Today was the final day of racing here in Nassau. The quarter finals, followed by the semi finals and the final race, was the card.  The wind was 14-18 knots from the south and the race course was tucked in Montague Bay so that made for some big wind shifts and the breeze passed over the eastern end of New Providence.

Phil and I made the quarter finals by finishing 4th in the qualification series during the past four days.  In the quarterfinal race, we found ourselves to be fast upwind and led the fleet around the first mark.  Unfortunately, we found ourselves to be slow downwind, a theme that plagued us all week.  We managed to hang on to 5th and qualify for the semi final.  The two Italians and Ben Saxon (GBR) with Steve Mitchell were eliminated from this round.

Six teams raced in the semi final. The wind shifted to the right soon after the start, and Phil and I    were to the left of the fleet, so we were behind immediately.  Our speed was good but we never managed to find an opportunity to get back into the race.  British Laser Gold Medalist, Paul Goodison with crew Frithjof Kleen, sailed very fast down the final run and just managed to beat the German Team at the finish line to qualify for the final. Cayard/Trinter (USA) , the Polish team and the German team were eliminated from this round.

The final featured four teams: Mark Mendelblat(USA) who won the qualification series, Robert Scheidt(BRA), Xavier Rohart (FRA) and Paul Goodison (GBR).  The conditions hadn’t changed.  Mendelblat started to right of the fleet and controlled the first intersection. That small lead evaporated pretty quickly due to the wind shifts.  At the first mark Goodison, Scheidt and Mendelblatt were all bow to stern.  Rohart was not far behind.
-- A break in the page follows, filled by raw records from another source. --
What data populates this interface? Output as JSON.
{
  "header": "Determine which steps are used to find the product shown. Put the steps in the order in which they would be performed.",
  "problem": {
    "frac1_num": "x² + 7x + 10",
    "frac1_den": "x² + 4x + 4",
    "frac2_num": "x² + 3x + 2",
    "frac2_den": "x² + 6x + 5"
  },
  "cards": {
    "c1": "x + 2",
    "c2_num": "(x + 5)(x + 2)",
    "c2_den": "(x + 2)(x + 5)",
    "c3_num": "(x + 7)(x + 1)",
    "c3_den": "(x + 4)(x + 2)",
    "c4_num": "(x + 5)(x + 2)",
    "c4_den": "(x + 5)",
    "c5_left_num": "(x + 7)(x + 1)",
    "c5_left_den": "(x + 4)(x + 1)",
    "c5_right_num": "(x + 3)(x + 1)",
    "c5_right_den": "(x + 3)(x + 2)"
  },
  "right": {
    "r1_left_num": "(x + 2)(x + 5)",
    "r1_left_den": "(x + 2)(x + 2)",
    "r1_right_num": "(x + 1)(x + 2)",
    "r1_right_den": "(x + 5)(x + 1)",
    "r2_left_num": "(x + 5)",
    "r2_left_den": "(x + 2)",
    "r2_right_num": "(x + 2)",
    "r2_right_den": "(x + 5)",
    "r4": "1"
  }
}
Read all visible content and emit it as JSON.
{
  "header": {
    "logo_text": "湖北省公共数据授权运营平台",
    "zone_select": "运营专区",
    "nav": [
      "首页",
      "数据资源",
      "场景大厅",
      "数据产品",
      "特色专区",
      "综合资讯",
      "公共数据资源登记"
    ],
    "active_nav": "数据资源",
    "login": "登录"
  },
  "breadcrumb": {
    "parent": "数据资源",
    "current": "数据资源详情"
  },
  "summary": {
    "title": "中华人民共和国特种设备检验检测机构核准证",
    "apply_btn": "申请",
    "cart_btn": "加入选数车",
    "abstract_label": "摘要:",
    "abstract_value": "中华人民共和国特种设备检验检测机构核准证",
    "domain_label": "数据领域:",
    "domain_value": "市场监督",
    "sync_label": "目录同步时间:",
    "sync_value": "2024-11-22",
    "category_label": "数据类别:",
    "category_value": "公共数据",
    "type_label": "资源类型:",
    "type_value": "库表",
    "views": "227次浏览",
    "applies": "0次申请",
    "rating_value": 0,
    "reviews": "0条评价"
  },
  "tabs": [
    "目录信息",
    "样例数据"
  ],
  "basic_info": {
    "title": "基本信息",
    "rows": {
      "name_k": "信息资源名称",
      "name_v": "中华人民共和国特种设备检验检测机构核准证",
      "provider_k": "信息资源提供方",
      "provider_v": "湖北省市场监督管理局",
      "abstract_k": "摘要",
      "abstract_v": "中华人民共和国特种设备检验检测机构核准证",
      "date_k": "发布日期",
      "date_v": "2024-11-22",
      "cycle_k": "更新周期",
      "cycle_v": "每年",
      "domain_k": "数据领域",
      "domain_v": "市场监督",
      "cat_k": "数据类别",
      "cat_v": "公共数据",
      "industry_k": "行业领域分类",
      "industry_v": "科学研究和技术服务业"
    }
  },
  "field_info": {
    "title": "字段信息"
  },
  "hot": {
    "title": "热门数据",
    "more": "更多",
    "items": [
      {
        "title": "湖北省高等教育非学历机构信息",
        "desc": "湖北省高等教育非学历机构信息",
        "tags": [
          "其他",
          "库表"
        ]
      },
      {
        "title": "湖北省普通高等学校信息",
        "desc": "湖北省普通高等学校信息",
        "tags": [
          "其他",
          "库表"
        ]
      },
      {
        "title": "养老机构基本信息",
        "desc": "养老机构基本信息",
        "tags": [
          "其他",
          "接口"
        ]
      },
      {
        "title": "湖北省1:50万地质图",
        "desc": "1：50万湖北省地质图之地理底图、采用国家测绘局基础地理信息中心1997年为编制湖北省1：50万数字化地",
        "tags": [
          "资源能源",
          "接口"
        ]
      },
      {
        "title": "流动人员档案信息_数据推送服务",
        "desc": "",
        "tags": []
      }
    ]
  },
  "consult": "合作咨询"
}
The group stayed in these positions the whole way around the track and once again, Goodsion won by just two meters.  He who caught and surfed the last wave would have made the difference.

This was the toughest of the five SSL finals.  The competitors were deeper than ever and the reasonably strong wind conditions required a lot of physical output.  I, for one, am pretty tired after racing 13 races in 5 days.  There are 11 Star World Champion skipper here.  Only four qualified for the racing today.  That tells me that the younger sailors coming from the smaller boats are very talented and sharp.  They are picking up the particularities of the Star rather easily and their talent is pulling them ahead.  I am very happy that the Star has been chosen to be the boat for this Allstar event.  I think it is the perfect boat for the task.

I had thought of not coming this year as I was concerned about where I would finish. In finishing 7th,  I exceeded my expectations.  I feel extremely lucky and honored to be able to race against all the sailors in this fleet.

As competitors we all owe a great deal of gratitude to Michel Niklaus for his passion and vision in creating the Star Sailors League.  His vision for the next 5 years is to have 4 “Grand Slam” events followed by the Finals each year.  He is purchasing 100 Stars and setting up bases in various venues around the world to make this vision come true.  He is continually upgrading the coverage of the event and the online following is growing exponentially.  This is one of the brightest events to come along in our sport in a long time.

Phil and I  want to wish everyone a happy and safe holiday season.

Paul